It focuses on the kind of 1v1 and 1v2 defending that full backs tend to face in matches.
This is essential preparation because both defenders and attackers are exposed to 1v1s within the context of their positions, whilst the addition of a scoring system adds a further competitive edge to the activity.
We would run this practice on a day when the players can be exposed to a higher work load. It would be part of a second session on a training day, when players are performing position/unit- specific work.
“This training session focuses on the kind of 1v1 and 1v2 defending that full backs tend to face in matches”
DEFENDING IN WIDE AREAS
We set up on a quarter of a pitch with four mini target goals positioned as shown. We’re using five outfield players: three blue wingers and two red full backs.
Play starts with the coach playing a ball into a winger and that pass frees the full back to run out to defend, as shown [1a]. The winger can choose to try to take on the full back on the outside to cross into a target goal that represents the second six-yard box, or play the ball into an angled target goal inside the pitch which represents an incisive through pass to the edge of the penalty area, as shown [1b].
“The full back could try to match the winger for pace and prevent a cross being made, or could retreat towards goal to affect the cross”
The full back could try to match the winger for pace and attempt to prevent a cross being made, or could retreat towards goal and try to affect the cross, as shown [1c]. Should the full back win possession of the ball, he has two target goals to aim for with an out ball.
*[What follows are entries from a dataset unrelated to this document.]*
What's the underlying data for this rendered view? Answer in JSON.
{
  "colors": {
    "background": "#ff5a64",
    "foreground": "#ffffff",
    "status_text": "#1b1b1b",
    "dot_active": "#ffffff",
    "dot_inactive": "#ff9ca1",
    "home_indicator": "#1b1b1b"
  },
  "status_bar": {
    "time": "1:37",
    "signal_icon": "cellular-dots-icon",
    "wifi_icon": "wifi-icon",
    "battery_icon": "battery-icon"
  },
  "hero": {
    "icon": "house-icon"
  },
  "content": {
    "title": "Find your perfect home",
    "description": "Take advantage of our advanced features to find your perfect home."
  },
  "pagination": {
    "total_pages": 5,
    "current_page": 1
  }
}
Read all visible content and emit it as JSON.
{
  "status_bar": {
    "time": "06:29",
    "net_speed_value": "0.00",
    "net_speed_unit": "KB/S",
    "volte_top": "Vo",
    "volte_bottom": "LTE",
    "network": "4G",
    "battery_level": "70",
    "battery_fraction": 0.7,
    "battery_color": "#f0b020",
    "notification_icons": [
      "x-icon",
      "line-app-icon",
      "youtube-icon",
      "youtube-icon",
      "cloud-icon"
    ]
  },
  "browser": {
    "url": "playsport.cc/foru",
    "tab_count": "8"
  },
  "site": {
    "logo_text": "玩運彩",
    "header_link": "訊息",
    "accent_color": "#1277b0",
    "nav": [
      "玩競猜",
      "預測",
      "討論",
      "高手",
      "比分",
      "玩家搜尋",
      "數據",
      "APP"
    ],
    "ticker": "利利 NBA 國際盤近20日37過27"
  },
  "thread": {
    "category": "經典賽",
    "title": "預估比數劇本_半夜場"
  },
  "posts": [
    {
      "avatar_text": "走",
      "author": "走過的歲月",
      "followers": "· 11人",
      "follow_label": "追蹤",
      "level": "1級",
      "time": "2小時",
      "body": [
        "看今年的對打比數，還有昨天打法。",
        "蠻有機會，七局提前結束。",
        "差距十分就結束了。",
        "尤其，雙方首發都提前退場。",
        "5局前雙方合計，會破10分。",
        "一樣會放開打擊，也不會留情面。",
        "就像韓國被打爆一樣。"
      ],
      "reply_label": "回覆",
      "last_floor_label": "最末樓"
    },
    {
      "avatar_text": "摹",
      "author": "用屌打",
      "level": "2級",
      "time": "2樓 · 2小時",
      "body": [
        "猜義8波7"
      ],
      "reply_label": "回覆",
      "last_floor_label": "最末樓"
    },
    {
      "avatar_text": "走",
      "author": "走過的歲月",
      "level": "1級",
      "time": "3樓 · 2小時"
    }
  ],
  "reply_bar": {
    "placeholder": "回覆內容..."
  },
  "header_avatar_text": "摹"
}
A new defender and a new attacker become live once the ball goes out of play and the coach serves in another ball.
A tally is kept to see whether the defending team or the attacking team scores the most goals, adding a competitive edge to the practice.
The activity can be easily progressed using the same set- up. As a first progression, after receiving the initial ball the winger can play a return pass to the coach and receive it back in a new area, using good off-the-ball movement to change the angle of approach, as shown [2a].
As a second progression, another blue attacker can join the winger in the attack, stepping in to create a 2v1 attack and giving the defender a new situation to defend against, as shown [2b]. The offside rule applies with both progressions.
“As a first progression, after receiving the initial ball the winger can play a return pass to the coach and receive it back in a new area”
What are the key things to look for?
The full back must try to read the first pass to the winger because it may be a pass that can be intercepted. If not, the full back should travel out to the winger quickly, remembering the FAST, SLOW, SIDEWAYS, LOW approach: the defender should travel quickly, slow down on the approach to the attacker and try to keep side on and low without overcommitting.
The full back should get his back foot in line with the ball to prevent the winger from coming inside the pitch but he should also remain balanced, ready to be explosive should the winger go down the outside and travel at pace.
We now want to see the full back making a decision: can he win the ball or the potential race with the winger in order to stop the cross, or does he need to recover at an angle towards his own goal to try to cut out the cross as best as possible.
During the 2v1 progression, it’s important for the full back to be patient and delay the attacker on the ball without committing. If the defender commits by diving in, it makes the decision for the attacking player easy. The full back should try and stay inside the pitch, encouraging the pass down the outside and then do their best to prevent or affect the cross into the target goal.
What are the typical mistakes players might make and how do I avoid them?
Typical mistakes include defenders not slowing down on the approach and overcommitting to get beaten. Encourage players to remember to go: FAST, SLOW, SIDEWAYS, LOW.
Sometimes defenders allow attackers inside to play dangerous incisive passes. To prevent this, it is important the defender gets his back foot in line with the ball to try to force the winger down the line, preventing him from coming inside.
How would I put this in a game situation?
This practice is transferable to the 11v11 game, where you can position yourself as a coach to work with the full backs within a full game.